Significance of Breast Cancer Awareness In Today’s World
As Ann Jillian said, “There can be life after breast cancer. The prerequisite is early detection.”
By Shivalika Sharma Bahukhandi
“Cancer doesn’t care, so you have to.” – Crystal Brown-Tatum
According to IARC Globocan, 2018, the global stress has risen to 18.1 million new cases and 9.6 million deaths worldwide. It is even estimated that one-in-five men and one-in-six women worldwide will develop cancer over the course of their lifetime, and that one-in-eight men and one-in-eleven women will die from this disease. By far, breast cancer is amongst the top five most probable types of cancers worldwide, both in developed and developing countries. The cases have been rising at an alarming rate in the past years in economically backward countries due to an increase in urbanization, poor prognosis and adoption of the western lifestyle over traditions. Breast cancer is not only limited to women, men can be diagnosed with it too, however the chances of occurrence are comparatively low, i.e., 1 in 100 breast cancer cases diagnosed are found in men. Everyone, therefore, should be aware and should be able to differentiate between a normal breast how it looks like and feel, for recognizing any change that might occur.

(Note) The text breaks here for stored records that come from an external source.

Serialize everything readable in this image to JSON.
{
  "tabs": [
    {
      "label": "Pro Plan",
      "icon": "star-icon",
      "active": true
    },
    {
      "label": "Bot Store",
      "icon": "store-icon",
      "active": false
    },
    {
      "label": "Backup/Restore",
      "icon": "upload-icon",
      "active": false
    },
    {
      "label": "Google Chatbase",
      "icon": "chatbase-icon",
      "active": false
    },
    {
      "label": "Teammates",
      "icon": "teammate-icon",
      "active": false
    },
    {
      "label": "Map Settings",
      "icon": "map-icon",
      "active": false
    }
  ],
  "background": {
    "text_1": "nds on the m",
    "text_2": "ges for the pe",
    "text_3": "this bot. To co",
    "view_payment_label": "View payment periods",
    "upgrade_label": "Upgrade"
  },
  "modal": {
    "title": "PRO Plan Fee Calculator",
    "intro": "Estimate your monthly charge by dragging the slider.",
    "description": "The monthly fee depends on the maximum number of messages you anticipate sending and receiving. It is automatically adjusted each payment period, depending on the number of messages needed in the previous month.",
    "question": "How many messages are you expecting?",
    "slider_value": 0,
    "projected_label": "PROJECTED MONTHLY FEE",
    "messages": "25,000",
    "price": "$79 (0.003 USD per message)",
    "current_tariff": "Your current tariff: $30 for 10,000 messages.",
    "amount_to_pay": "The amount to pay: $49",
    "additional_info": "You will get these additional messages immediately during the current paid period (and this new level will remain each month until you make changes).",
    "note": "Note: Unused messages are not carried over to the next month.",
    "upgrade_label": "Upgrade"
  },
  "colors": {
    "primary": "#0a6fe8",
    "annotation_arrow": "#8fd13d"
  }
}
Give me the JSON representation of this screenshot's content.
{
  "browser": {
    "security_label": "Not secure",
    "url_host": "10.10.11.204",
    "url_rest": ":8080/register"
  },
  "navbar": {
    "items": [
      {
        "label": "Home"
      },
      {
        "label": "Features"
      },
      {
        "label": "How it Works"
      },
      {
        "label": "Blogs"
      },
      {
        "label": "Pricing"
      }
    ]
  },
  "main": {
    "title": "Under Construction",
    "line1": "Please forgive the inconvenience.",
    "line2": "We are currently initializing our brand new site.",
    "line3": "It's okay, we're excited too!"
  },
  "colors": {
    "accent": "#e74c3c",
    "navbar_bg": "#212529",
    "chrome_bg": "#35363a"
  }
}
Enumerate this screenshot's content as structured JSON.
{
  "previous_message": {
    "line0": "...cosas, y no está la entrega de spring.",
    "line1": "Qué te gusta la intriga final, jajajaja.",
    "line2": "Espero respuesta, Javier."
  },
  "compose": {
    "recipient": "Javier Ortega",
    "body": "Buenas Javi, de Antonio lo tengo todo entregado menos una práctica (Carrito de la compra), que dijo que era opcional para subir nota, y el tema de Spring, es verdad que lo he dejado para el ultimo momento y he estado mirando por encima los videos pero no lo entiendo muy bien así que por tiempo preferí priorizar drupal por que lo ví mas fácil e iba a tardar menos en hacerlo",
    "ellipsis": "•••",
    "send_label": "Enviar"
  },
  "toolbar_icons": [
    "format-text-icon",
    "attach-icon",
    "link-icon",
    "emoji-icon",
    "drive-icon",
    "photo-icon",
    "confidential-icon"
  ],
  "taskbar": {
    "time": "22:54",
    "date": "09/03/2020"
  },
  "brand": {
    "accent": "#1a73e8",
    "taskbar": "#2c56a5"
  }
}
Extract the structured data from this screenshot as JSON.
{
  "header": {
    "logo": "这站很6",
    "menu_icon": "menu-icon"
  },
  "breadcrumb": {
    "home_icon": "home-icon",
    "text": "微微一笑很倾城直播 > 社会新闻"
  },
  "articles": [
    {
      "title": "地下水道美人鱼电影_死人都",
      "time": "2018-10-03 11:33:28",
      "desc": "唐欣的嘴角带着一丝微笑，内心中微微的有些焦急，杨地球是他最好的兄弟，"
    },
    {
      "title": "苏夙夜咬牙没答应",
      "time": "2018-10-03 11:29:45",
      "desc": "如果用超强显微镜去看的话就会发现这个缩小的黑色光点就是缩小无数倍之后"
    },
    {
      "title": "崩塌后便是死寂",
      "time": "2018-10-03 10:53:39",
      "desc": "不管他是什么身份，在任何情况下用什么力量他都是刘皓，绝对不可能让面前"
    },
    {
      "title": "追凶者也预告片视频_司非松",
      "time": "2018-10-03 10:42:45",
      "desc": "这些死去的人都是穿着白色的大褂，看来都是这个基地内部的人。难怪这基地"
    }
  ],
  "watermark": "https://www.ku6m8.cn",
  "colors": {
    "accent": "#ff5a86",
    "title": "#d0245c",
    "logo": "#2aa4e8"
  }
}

“While knowing what to look for is important, a woman should still get her regular mammograms and clinical breast exams, as these tests can help detect breast cancer before she even has symptoms,” said Tuite.
There are many warning signs our body shows that helps us in identifying that something is wrong. Lump in the breast or underarm (armpit), Swelling or thickening of all or part of the breast, Dimpling or skin irritation of breast,, localized and persistent breast pain, Redness, scaliness or thickening of the nipple or breast skin, nipple discharge (other than breast milk) or any change in the size or shape of the breast are some of the signs and symptoms of breast cancer. Various day to day factors appear to be driving this increase, particularly a growing and ageing global population and an increase in exposure to cancer risk factors linked to social and economic development. A woman who is 50 years or older, may have changes in their BRCA1 OR BRCA2 genes which are the breast cancer genes, making them more prone. Some things can be done to lower the breast cancer rates, like keeping a healthy weight and exercising regularly, avoiding , or limiting the alcohol intake, understanding the associated risks related to hormone replacement therapy or birth control pills, , breastfeeding your children, if possible.
October is Breast Cancer Awareness Month, an annual campaign to increase awareness regarding breast cancer, pink color, and ribbons symbolises breast cancer awareness and support. Spreading awareness is extremely important, due to the lack of medical infrastructure & treatment of breast cancer, therefore, to control this, the only option available is early detection of the disease. When breast cancer is detected early, there is a great chance that it can be cured but if not, treatment can no longer be an option at later stages.